[Dataset rows describing interfaces]
=== Section Start ===
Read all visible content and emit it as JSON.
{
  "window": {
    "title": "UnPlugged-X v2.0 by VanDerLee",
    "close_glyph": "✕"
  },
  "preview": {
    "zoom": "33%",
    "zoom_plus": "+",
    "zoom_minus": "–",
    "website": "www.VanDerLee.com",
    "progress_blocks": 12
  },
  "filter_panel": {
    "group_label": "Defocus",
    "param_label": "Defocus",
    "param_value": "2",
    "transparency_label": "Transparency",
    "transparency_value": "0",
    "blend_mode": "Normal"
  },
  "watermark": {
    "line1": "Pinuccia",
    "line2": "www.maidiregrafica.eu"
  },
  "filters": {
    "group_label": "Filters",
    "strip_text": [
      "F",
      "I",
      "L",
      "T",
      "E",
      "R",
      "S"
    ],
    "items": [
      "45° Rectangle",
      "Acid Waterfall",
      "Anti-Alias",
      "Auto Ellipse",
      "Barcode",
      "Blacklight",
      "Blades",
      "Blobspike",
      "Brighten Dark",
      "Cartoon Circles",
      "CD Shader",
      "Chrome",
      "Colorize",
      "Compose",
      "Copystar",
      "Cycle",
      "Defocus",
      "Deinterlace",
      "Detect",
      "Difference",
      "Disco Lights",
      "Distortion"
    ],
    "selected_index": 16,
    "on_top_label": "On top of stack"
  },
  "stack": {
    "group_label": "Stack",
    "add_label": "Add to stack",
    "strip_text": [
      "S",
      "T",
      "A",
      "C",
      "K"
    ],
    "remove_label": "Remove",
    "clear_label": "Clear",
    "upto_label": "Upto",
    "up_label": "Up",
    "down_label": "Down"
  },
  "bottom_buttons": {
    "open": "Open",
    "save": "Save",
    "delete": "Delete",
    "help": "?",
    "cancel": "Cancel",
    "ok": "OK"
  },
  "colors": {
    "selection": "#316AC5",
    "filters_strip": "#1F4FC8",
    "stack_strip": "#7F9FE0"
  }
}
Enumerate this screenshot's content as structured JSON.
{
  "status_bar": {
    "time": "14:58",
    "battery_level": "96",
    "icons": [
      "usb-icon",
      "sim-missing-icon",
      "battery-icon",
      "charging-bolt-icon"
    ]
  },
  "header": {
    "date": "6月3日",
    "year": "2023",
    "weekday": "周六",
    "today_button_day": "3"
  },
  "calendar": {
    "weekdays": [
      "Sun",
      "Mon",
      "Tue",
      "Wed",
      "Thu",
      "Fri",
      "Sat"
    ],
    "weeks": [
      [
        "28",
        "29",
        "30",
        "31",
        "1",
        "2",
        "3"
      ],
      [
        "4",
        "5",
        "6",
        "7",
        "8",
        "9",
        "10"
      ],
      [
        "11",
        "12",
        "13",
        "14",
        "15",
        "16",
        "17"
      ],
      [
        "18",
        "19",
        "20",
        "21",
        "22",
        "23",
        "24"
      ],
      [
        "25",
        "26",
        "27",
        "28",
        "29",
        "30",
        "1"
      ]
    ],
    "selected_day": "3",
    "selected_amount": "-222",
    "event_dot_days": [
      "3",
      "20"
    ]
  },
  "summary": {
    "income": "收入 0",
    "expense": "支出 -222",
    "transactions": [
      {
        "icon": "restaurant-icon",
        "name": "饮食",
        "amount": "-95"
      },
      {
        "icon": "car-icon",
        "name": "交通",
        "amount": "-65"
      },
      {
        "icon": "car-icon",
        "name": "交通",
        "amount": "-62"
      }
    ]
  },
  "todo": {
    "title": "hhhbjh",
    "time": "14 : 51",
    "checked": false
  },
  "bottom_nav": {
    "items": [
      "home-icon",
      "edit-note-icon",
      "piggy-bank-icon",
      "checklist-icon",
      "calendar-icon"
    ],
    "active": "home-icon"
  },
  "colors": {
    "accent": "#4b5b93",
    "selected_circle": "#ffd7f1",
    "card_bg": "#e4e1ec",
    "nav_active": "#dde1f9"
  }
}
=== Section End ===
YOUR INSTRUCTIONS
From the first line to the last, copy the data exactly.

TASK SOLUTION
Read all visible content and emit it as JSON.
{
  "window": {
    "title": "UnPlugged-X v2.0 by VanDerLee",
    "close_glyph": "✕"
  },
  "preview": {
    "zoom": "33%",
    "zoom_plus": "+",
    "zoom_minus": "–",
    "website": "www.VanDerLee.com",
    "progress_blocks": 12
  },
  "filter_panel": {
    "group_label": "Defocus",
    "param_label": "Defocus",
    "param_value": "2",
    "transparency_label": "Transparency",
    "transparency_value": "0",
    "blend_mode": "Normal"
  },
  "watermark": {
    "line1": "Pinuccia",
    "line2": "www.maidiregrafica.eu"
  },
  "filters": {
    "group_label": "Filters",
    "strip_text": [
      "F",
      "I",
      "L",
      "T",
      "E",
      "R",
      "S"
    ],
    "items": [
      "45° Rectangle",
      "Acid Waterfall",
      "Anti-Alias",
      "Auto Ellipse",
      "Barcode",
      "Blacklight",
      "Blades",
      "Blobspike",
      "Brighten Dark",
      "Cartoon Circles",
      "CD Shader",
      "Chrome",
      "Colorize",
      "Compose",
      "Copystar",
      "Cycle",
      "Defocus",
      "Deinterlace",
      "Detect",
      "Difference",
      "Disco Lights",
      "Distortion"
    ],
    "selected_index": 16,
    "on_top_label": "On top of stack"
  },
  "stack": {
    "group_label": "Stack",
    "add_label": "Add to stack",
    "strip_text": [
      "S",
      "T",
      "A",
      "C",
      "K"
    ],
    "remove_label": "Remove",
    "clear_label": "Clear",
    "upto_label": "Upto",
    "up_label": "Up",
    "down_label": "Down"
  },
  "bottom_buttons": {
    "open": "Open",
    "save": "Save",
    "delete": "Delete",
    "help": "?",
    "cancel": "Cancel",
    "ok": "OK"
  },
  "colors": {
    "selection": "#316AC5",
    "filters_strip": "#1F4FC8",
    "stack_strip": "#7F9FE0"
  }
}
Enumerate this screenshot's content as structured JSON.
{
  "status_bar": {
    "time": "14:58",
    "battery_level": "96",
    "icons": [
      "usb-icon",
      "sim-missing-icon",
      "battery-icon",
      "charging-bolt-icon"
    ]
  },
  "header": {
    "date": "6月3日",
    "year": "2023",
    "weekday": "周六",
    "today_button_day": "3"
  },
  "calendar": {
    "weekdays": [
      "Sun",
      "Mon",
      "Tue",
      "Wed",
      "Thu",
      "Fri",
      "Sat"
    ],
    "weeks": [
      [
        "28",
        "29",
        "30",
        "31",
        "1",
        "2",
        "3"
      ],
      [
        "4",
        "5",
        "6",
        "7",
        "8",
        "9",
        "10"
      ],
      [
        "11",
        "12",
        "13",
        "14",
        "15",
        "16",
        "17"
      ],
      [
        "18",
        "19",
        "20",
        "21",
        "22",
        "23",
        "24"
      ],
      [
        "25",
        "26",
        "27",
        "28",
        "29",
        "30",
        "1"
      ]
    ],
    "selected_day": "3",
    "selected_amount": "-222",
    "event_dot_days": [
      "3",
      "20"
    ]
  },
  "summary": {
    "income": "收入 0",
    "expense": "支出 -222",
    "transactions": [
      {
        "icon": "restaurant-icon",
        "name": "饮食",
        "amount": "-95"
      },
      {
        "icon": "car-icon",
        "name": "交通",
        "amount": "-65"
      },
      {
        "icon": "car-icon",
        "name": "交通",
        "amount": "-62"
      }
    ]
  },
  "todo": {
    "title": "hhhbjh",
    "time": "14 : 51",
    "checked": false
  },
  "bottom_nav": {
    "items": [
      "home-icon",
      "edit-note-icon",
      "piggy-bank-icon",
      "checklist-icon",
      "calendar-icon"
    ],
    "active": "home-icon"
  },
  "colors": {
    "accent": "#4b5b93",
    "selected_circle": "#ffd7f1",
    "card_bg": "#e4e1ec",
    "nav_active": "#dde1f9"
  }
}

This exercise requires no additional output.